### Description of the task
Output each record exactly, with nothing omitted.

[Collection entries]
▼▼▼

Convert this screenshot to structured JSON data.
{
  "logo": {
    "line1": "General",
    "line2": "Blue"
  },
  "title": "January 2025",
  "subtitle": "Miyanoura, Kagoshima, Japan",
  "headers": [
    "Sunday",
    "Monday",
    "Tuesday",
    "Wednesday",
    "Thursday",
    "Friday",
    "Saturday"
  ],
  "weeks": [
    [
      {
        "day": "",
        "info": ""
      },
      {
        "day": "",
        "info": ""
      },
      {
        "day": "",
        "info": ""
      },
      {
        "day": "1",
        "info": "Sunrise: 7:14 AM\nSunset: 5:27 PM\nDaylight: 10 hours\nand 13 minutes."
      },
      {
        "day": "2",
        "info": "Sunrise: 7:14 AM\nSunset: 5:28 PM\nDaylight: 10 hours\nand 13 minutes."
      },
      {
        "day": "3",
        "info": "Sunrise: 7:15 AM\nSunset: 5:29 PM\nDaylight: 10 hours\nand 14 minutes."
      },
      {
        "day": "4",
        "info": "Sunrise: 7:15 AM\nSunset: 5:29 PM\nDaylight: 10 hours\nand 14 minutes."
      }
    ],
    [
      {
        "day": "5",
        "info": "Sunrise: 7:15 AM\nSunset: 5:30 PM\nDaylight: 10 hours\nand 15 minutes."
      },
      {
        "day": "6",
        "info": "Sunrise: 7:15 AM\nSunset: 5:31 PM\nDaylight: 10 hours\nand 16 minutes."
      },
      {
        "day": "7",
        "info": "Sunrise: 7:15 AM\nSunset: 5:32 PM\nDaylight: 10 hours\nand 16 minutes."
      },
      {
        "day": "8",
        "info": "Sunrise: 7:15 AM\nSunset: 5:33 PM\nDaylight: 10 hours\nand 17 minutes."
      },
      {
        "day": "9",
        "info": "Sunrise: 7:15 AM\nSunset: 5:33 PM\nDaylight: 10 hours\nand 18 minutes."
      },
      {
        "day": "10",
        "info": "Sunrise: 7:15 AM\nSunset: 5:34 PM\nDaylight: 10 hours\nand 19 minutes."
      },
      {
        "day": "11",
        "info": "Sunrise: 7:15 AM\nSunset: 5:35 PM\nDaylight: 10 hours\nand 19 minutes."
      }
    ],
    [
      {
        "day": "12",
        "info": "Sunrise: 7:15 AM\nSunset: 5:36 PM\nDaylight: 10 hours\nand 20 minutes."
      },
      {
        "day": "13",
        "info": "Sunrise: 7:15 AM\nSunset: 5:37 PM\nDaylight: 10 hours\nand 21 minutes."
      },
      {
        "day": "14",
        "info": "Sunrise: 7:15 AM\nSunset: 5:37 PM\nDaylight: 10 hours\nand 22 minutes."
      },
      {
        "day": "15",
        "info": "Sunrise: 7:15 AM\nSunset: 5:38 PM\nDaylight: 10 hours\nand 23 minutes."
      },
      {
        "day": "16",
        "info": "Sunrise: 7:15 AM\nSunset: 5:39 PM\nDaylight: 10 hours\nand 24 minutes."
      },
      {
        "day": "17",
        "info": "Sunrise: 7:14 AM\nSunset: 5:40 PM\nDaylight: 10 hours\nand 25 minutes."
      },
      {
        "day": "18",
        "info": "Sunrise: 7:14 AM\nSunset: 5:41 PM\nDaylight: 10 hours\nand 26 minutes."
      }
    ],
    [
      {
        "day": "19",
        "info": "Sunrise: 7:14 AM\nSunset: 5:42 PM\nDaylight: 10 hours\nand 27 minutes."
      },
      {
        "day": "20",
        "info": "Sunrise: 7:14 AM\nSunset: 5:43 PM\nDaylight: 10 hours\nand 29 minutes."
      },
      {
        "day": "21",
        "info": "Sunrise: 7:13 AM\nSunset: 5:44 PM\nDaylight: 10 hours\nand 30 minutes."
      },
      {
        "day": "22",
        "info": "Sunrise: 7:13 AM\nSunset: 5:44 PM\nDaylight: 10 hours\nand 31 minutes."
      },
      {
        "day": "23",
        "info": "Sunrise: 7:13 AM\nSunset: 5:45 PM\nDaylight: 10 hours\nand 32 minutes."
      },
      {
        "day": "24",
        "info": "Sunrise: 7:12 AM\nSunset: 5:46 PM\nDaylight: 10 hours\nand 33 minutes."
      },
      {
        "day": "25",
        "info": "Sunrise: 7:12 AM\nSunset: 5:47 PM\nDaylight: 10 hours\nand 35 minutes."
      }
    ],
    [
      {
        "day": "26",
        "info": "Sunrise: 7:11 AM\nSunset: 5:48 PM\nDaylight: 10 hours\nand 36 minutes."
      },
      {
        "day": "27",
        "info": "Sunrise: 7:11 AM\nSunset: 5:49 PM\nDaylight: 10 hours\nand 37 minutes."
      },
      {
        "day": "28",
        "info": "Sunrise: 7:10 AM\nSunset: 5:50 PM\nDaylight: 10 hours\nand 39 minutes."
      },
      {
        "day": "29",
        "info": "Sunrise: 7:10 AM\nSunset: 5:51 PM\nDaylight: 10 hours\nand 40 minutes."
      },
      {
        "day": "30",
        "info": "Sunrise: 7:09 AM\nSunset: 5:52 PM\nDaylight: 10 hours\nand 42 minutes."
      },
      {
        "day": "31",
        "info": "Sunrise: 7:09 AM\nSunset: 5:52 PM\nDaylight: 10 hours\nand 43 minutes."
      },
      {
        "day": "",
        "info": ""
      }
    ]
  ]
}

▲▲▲

### Task output
Convert this screenshot to structured JSON data.
{
  "logo": {
    "line1": "General",
    "line2": "Blue"
  },
  "title": "January 2025",
  "subtitle": "Miyanoura, Kagoshima, Japan",
  "headers": [
    "Sunday",
    "Monday",
    "Tuesday",
    "Wednesday",
    "Thursday",
    "Friday",
    "Saturday"
  ],
  "weeks": [
    [
      {
        "day": "",
        "info": ""
      },
      {
        "day": "",
        "info": ""
      },
      {
        "day": "",
        "info": ""
      },
      {
        "day": "1",
        "info": "Sunrise: 7:14 AM\nSunset: 5:27 PM\nDaylight: 10 hours\nand 13 minutes."
      },
      {
        "day": "2",
        "info": "Sunrise: 7:14 AM\nSunset: 5:28 PM\nDaylight: 10 hours\nand 13 minutes."
      },
      {
        "day": "3",
        "info": "Sunrise: 7:15 AM\nSunset: 5:29 PM\nDaylight: 10 hours\nand 14 minutes."
      },
      {
        "day": "4",
        "info": "Sunrise: 7:15 AM\nSunset: 5:29 PM\nDaylight: 10 hours\nand 14 minutes."
      }
    ],
    [
      {
        "day": "5",
        "info": "Sunrise: 7:15 AM\nSunset: 5:30 PM\nDaylight: 10 hours\nand 15 minutes."
      },
      {
        "day": "6",
        "info": "Sunrise: 7:15 AM\nSunset: 5:31 PM\nDaylight: 10 hours\nand 16 minutes."
      },
      {
        "day": "7",
        "info": "Sunrise: 7:15 AM\nSunset: 5:32 PM\nDaylight: 10 hours\nand 16 minutes."
      },
      {
        "day": "8",
        "info": "Sunrise: 7:15 AM\nSunset: 5:33 PM\nDaylight: 10 hours\nand 17 minutes."
      },
      {
        "day": "9",
        "info": "Sunrise: 7:15 AM\nSunset: 5:33 PM\nDaylight: 10 hours\nand 18 minutes."
      },
      {
        "day": "10",
        "info": "Sunrise: 7:15 AM\nSunset: 5:34 PM\nDaylight: 10 hours\nand 19 minutes."
      },
      {
        "day": "11",
        "info": "Sunrise: 7:15 AM\nSunset: 5:35 PM\nDaylight: 10 hours\nand 19 minutes."
      }
    ],
    [
      {
        "day": "12",
        "info": "Sunrise: 7:15 AM\nSunset: 5:36 PM\nDaylight: 10 hours\nand 20 minutes."
      },
      {
        "day": "13",
        "info": "Sunrise: 7:15 AM\nSunset: 5:37 PM\nDaylight: 10 hours\nand 21 minutes."
      },
      {
        "day": "14",
        "info": "Sunrise: 7:15 AM\nSunset: 5:37 PM\nDaylight: 10 hours\nand 22 minutes."
      },
      {
        "day": "15",
        "info": "Sunrise: 7:15 AM\nSunset: 5:38 PM\nDaylight: 10 hours\nand 23 minutes."
      },
      {
        "day": "16",
        "info": "Sunrise: 7:15 AM\nSunset: 5:39 PM\nDaylight: 10 hours\nand 24 minutes."
      },
      {
        "day": "17",
        "info": "Sunrise: 7:14 AM\nSunset: 5:40 PM\nDaylight: 10 hours\nand 25 minutes."
      },
      {
        "day": "18",
        "info": "Sunrise: 7:14 AM\nSunset: 5:41 PM\nDaylight: 10 hours\nand 26 minutes."
      }
    ],
    [
      {
        "day": "19",
        "info": "Sunrise: 7:14 AM\nSunset: 5:42 PM\nDaylight: 10 hours\nand 27 minutes."
      },
      {
        "day": "20",
        "info": "Sunrise: 7:14 AM\nSunset: 5:43 PM\nDaylight: 10 hours\nand 29 minutes."
      },
      {
        "day": "21",
        "info": "Sunrise: 7:13 AM\nSunset: 5:44 PM\nDaylight: 10 hours\nand 30 minutes."
      },
      {
        "day": "22",
        "info": "Sunrise: 7:13 AM\nSunset: 5:44 PM\nDaylight: 10 hours\nand 31 minutes."
      },
      {
        "day": "23",
        "info": "Sunrise: 7:13 AM\nSunset: 5:45 PM\nDaylight: 10 hours\nand 32 minutes."
      },
      {
        "day": "24",
        "info": "Sunrise: 7:12 AM\nSunset: 5:46 PM\nDaylight: 10 hours\nand 33 minutes."
      },
      {
        "day": "25",
        "info": "Sunrise: 7:12 AM\nSunset: 5:47 PM\nDaylight: 10 hours\nand 35 minutes."
      }
    ],
    [
      {
        "day": "26",
        "info": "Sunrise: 7:11 AM\nSunset: 5:48 PM\nDaylight: 10 hours\nand 36 minutes."
      },
      {
        "day": "27",
        "info": "Sunrise: 7:11 AM\nSunset: 5:49 PM\nDaylight: 10 hours\nand 37 minutes."
      },
      {
        "day": "28",
        "info": "Sunrise: 7:10 AM\nSunset: 5:50 PM\nDaylight: 10 hours\nand 39 minutes."
      },
      {
        "day": "29",
        "info": "Sunrise: 7:10 AM\nSunset: 5:51 PM\nDaylight: 10 hours\nand 40 minutes."
      },
      {
        "day": "30",
        "info": "Sunrise: 7:09 AM\nSunset: 5:52 PM\nDaylight: 10 hours\nand 42 minutes."
      },
      {
        "day": "31",
        "info": "Sunrise: 7:09 AM\nSunset: 5:52 PM\nDaylight: 10 hours\nand 43 minutes."
      },
      {
        "day": "",
        "info": ""
      }
    ]
  ]
}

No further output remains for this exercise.